How far a journey the words to stanza three have made! From the publication of an obscure Hebrew poem 900 years ago, to the heart of a mentally challenged patient 200 years ago, preserved by some painters and recited by a preacher at a camp meeting, to survive on note paper for 20 years, until Mr Lehman lost everything and was inspired to write music and other verses to this poem. Perhaps only the providence of God can explain the tangled web of events that provided the birth of this great song.

The song speaks of the infinite and immeasurable love of God. Always strong, always faithful, immeasurable. Paul reminds us in 1 Corithians 13:8 that "love never fails." Listen to the words:

The love of God is greater far Than tongue or pen can ever tell;
It goes beyond the highest star, And reaches to the lowest hell;
The guilty pair, bowed down with care, God gave His Son to win;
His erring child He reconciled, And pardoned from his sin.

When years of time shall pass away, And earthly thrones and kingdoms fall,
When men, who here refuse to pray, On rocks and hills and mountains call,
God's love so sure, shall still endure, All measureless and strong;
Redeeming grace to Adam's race-The saints' and angels' song.

Could we with ink the ocean fill, And were the skies of parchment made,
Were every stalk on earth a quill, And every man a scribe by trade,
To write the love of God above, Would drain the ocean dry.
Nor could the scroll contain the whole, Though stretched from sky to sky.

O love of God, how rich and pure! How measureless and strong!
It shall forevermore endure The saints' and angels' song.
The Love of God is what has sustained us. It is what has brought beauty into our relationships. It is what has brought life and light into our family.

In a moment we will pout our voices together and sing this song.

Invitation: God loves you with true love. It is a sacrificial love. It is a steadfast love. It is a faithful love. It is an immeasurable love. He never gave up on you. Even though you may have sinned, God still loves you. You may think you are unlovable, but God still loves you. He can fill your heart with his love and transform you. How sad it would be to be loved by God and still be lost? Does that happen? Yes it does, and it pains God deeply. God gives you a choice to reject him or accept him. Those that reject him are lost. But if you accept him, if you love him above all else, if you are lovingly faithful and obedient to him, you can know the peace and joy of his love now and forever. If you have not accepted him, you can do so today. Just come forward, make a declaration to accept him, be baptized, let him wash away your sins, and live in his love. If you need to respond, please come as we stand and sing.

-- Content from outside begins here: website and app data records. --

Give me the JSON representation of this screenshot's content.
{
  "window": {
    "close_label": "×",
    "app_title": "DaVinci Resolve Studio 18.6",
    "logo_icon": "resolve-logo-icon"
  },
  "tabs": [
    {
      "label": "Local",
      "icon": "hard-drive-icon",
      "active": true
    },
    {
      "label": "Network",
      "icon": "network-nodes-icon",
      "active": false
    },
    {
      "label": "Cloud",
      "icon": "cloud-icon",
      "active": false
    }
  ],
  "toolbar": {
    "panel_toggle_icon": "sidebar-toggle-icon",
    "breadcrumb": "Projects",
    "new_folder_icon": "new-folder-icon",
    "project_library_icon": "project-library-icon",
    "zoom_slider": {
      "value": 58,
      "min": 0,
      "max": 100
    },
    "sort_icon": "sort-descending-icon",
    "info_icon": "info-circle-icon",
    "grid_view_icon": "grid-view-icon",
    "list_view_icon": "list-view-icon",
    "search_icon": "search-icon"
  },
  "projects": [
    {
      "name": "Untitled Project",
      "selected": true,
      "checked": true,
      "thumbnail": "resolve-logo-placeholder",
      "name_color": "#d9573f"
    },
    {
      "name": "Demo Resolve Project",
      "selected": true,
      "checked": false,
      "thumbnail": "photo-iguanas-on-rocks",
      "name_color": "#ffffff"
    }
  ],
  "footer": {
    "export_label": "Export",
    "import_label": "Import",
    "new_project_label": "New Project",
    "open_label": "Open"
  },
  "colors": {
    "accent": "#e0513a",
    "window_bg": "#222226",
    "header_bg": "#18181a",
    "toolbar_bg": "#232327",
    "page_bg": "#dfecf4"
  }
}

Sources used includes articles from Christian History Magazine, A Song is Born by Robert Taylor, and Cyberhymnal.com